Most regions of Uganda, apart from the dry area in the north, have an annual rainfall of between 1,000mm and 2,000mm. There is heavy rain between March and May and between October and November, when road travel can become difficult in parts of the country. The best time for trekking is during the dry seasons, between January and February and June to September. Wildlife viewing is best at the end of the dry seasons, when game is more concentrated around water sources.
Clothing and Dress Recommendations

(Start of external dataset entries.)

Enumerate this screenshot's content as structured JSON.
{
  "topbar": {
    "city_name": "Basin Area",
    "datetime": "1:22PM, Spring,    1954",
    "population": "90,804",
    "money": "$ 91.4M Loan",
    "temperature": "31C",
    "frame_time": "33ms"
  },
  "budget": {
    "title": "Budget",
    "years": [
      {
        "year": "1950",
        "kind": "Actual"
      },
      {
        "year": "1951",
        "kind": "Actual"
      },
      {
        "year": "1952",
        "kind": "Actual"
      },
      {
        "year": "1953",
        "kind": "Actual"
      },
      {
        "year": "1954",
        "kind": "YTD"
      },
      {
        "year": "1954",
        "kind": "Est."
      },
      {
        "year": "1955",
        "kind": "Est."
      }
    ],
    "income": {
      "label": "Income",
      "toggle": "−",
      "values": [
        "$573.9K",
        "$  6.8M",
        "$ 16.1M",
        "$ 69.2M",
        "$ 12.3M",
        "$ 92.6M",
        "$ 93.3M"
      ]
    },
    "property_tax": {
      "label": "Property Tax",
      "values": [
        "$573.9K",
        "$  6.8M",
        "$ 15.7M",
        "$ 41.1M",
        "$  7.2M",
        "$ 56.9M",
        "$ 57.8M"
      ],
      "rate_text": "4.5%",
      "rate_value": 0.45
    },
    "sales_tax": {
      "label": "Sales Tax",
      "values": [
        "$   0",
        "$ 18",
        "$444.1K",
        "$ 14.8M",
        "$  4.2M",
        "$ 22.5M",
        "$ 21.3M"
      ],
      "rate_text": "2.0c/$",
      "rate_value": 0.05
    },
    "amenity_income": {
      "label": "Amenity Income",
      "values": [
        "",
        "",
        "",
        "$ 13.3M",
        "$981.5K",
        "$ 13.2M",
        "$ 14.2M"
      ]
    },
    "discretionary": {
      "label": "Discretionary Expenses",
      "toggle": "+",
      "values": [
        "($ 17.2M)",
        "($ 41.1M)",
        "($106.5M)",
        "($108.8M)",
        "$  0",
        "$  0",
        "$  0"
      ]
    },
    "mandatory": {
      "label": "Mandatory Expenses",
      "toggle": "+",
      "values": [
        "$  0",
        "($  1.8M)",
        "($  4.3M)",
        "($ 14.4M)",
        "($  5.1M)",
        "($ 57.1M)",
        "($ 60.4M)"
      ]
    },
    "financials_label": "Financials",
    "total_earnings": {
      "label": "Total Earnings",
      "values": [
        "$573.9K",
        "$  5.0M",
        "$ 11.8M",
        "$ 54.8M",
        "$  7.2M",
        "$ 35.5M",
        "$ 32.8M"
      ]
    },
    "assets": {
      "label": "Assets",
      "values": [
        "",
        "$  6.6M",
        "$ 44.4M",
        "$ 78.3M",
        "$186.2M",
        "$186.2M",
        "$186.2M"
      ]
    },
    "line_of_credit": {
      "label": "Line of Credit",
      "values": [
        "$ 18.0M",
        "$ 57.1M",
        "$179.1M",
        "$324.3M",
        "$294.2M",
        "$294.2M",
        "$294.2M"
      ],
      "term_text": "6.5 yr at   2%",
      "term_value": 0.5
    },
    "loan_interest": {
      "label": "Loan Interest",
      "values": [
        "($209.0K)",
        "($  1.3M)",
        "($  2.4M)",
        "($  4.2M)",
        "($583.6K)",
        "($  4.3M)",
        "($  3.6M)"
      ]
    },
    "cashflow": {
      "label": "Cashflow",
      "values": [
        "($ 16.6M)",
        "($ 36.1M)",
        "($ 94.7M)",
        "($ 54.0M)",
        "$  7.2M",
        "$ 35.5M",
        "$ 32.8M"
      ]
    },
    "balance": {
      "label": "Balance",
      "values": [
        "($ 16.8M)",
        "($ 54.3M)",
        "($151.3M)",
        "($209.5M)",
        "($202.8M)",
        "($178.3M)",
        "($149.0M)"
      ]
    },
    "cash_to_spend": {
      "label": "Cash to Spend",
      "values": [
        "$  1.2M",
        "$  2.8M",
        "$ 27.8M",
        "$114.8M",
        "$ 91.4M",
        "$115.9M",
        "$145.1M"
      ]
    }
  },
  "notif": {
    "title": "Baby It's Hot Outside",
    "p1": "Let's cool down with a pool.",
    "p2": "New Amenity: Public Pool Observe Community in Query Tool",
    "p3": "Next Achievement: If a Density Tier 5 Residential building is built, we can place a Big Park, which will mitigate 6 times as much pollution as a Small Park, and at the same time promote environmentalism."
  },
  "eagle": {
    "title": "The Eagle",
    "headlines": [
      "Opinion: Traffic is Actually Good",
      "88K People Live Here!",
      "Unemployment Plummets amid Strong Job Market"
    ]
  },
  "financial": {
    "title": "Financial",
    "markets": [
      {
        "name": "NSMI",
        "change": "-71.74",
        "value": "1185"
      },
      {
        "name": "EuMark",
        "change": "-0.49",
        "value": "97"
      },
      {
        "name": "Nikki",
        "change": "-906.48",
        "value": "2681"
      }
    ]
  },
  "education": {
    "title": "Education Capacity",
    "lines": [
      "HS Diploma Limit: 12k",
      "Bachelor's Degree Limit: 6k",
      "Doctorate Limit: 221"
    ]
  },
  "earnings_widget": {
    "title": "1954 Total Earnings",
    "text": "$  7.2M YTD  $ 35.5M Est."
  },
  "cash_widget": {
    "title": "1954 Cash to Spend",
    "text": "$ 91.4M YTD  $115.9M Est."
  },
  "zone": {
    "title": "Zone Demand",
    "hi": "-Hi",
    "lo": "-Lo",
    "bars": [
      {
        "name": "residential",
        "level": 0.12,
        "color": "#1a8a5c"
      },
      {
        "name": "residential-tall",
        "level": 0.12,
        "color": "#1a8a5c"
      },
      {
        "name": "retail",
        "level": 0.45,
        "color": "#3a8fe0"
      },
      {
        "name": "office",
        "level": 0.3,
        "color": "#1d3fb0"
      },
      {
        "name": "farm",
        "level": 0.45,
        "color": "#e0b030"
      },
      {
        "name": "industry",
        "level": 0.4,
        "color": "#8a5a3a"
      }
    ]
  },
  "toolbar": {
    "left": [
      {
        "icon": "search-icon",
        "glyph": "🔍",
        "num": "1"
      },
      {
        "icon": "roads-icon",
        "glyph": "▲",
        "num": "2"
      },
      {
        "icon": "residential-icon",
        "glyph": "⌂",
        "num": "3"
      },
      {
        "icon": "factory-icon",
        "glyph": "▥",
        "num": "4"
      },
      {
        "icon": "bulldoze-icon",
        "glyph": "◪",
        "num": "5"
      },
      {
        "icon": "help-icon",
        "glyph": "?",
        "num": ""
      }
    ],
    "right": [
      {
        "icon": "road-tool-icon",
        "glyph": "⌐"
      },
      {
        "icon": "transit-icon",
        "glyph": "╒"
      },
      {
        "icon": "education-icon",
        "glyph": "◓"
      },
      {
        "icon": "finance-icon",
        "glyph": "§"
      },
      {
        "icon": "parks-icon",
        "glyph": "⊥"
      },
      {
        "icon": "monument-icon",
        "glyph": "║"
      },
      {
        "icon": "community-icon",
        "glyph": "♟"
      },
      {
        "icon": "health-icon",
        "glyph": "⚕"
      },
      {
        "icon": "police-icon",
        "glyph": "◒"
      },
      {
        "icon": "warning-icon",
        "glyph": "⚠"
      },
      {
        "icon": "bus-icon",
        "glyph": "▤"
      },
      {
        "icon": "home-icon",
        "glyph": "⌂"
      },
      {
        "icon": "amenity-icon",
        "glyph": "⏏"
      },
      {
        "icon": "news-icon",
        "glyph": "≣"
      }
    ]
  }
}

Lightweight clothes with a warm cover-up for the evenings are advised. Take a pair of good walking shoes or boots for forest trekking, and long-sleeved tops to protect against mosquitoes. If you’re planning to go to mountainous areas, be sure to take warm clothing, as temperatures drop substantially. White clothes won’t stay white for long with Uganda’s red dust roads, so go for darker colours. Travellers can also pick up bargains at second-hand clothes markets in Kampala, Jinja and Fort Portal, which sell trousers, boots and fleeces.
There are internet cafés in most large towns. Access in smaller towns and rural areas is limited.
Electricity and Plug Standards
Electrical sockets (outlets) in Uganda are the "Type G " British BS-1363 type. If your appliance's plug doesn't match the shape of these sockets, you will need a travel plug adapter in order to plug in. Travel plug adapters simply change the shape of your appliance's plug to match whatever type of socket you need to plug into.
Electrical sockets (outlets) in Uganda usually supply electricity at between 220 and 240 volts AC. If you're plugging in an appliance that was built for 220-240 volt electrical input, or an appliance that is compatible with multiple voltages, then an adapter is all you need.
But travel plug adapters do not change the voltage, so the electricity coming through the adapter will still be the same 220-240 volts the socket is supplying. North American sockets supply electricity at between 110 and 120 volts, far lower than in most of the rest of the world. Consequently, North American appliances are generally built for 110-120 volts.